      We encourage clients to stay honest and real about what they can achieve. However, what we really want to encourage is short run dexterity and long run focus. Because maybe your firm's future is bigger than a budget.

    • post-4

      Interest Charge-Domestic International Sales Corporation

      It's a mouthful isn't it? This is a tax strategy whereby an exporter can allocate a portion, roughly 50% of export profits, to a sister corporation (the IC-DISC).

      Interest Charge-Domestic International Sales Corporation

      It's a mouthful isn't it? This is a tax strategy whereby an exporter can allocate a portion, roughly 50% of export profits, to a sister corporation (the IC-DISC). This allows the original export business to essentially halve their taxable income at the normal ordinary income tax rate. The IC-DISC company, having received the other half of the export profits from the original exporter, can now distribute these profits back to the shareholders of the original exporter at the long term capital gains rates. The entire arrangement results in a possible tax savings of approximately 20%.

      Here's a simple example:

      It's important to realize that the tax rates are rounded for the effects from the ACA and state taxes.

      One would think this tax strategy would be more common but it's actually quite underrealized.

      If you're an exporter, please consider bringing this arrangement up with your tax professional or contacting a group that specializes in such an arrangement.

    • post-4

      Why you should see cash on a daily basis

      It sounds obvious doesn’t it? I’m often told by business managers that they know what their cash position is and will be.

      The less you say, the more people listen

      It sounds obvious doesn’t it? I’m often told by business managers that they know what their cash position is and will be. The follow up question is as to what time unit basis they use to forecast their cash. More often than not, forecasts are done on a monthly basis. It seems sensible that forecast should match accounting periods. The problem with this method is that cash is used on a daily basis. Payroll might be on a Friday but you won’t collect on that big contract till the following Monday. Can you make payroll?

      I usually recommend an easy approach. Simply dump your outstanding payables & receivables in a spreadsheet and sort them by date. Fill in enough data to cover a 90 day period and you should have a pretty good idea when you’ll need to draw from your line of credit or push off that capital investment till that big contract payment comes in.

      If you do this once a week, you’ll be amazed how well you can save cash and control expenditures.

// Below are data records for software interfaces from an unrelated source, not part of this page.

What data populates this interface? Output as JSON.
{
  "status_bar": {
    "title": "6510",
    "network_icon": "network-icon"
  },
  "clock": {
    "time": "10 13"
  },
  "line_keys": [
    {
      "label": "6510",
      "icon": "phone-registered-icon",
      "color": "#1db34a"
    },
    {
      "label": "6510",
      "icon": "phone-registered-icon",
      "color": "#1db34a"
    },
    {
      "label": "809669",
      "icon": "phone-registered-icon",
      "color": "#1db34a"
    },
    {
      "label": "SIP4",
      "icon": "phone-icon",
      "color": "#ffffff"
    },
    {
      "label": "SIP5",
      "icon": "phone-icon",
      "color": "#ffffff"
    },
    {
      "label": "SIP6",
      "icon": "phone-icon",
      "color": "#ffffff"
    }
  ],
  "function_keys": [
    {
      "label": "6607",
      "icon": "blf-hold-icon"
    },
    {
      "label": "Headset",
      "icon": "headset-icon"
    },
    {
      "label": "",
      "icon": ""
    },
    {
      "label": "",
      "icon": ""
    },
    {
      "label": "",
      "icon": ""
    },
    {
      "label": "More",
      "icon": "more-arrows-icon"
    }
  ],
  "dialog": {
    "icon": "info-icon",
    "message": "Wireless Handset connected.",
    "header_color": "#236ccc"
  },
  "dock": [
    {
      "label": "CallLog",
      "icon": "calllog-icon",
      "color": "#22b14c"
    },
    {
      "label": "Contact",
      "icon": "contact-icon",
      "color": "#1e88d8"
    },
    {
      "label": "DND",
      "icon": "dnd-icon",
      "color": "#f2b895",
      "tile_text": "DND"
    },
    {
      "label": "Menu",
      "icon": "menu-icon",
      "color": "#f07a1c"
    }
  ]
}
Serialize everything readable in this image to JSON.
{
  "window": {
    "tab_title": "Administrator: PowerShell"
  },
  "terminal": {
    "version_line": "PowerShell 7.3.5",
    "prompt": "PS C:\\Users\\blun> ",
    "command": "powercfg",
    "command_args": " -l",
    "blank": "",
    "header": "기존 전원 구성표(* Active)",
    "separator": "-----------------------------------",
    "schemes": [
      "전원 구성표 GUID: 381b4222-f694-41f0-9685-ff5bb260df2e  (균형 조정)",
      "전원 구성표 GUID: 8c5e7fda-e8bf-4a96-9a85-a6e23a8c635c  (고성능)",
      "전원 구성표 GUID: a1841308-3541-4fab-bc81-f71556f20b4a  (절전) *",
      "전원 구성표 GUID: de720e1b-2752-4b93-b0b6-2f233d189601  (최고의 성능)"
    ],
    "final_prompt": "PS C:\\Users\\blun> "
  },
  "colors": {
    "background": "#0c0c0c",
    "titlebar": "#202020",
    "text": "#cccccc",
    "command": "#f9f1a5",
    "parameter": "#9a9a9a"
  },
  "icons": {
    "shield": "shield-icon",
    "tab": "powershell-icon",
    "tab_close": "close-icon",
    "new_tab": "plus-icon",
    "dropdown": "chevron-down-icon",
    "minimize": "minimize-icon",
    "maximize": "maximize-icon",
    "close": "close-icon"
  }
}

    Get in Touch

    Address

    • 10453 Dresden St
      Firestone, CO 80504

    Hours

    • Monday – Friday: 8AM – 7PM
    • Saturday: 10AM – 7PM
    • Sunday: Closed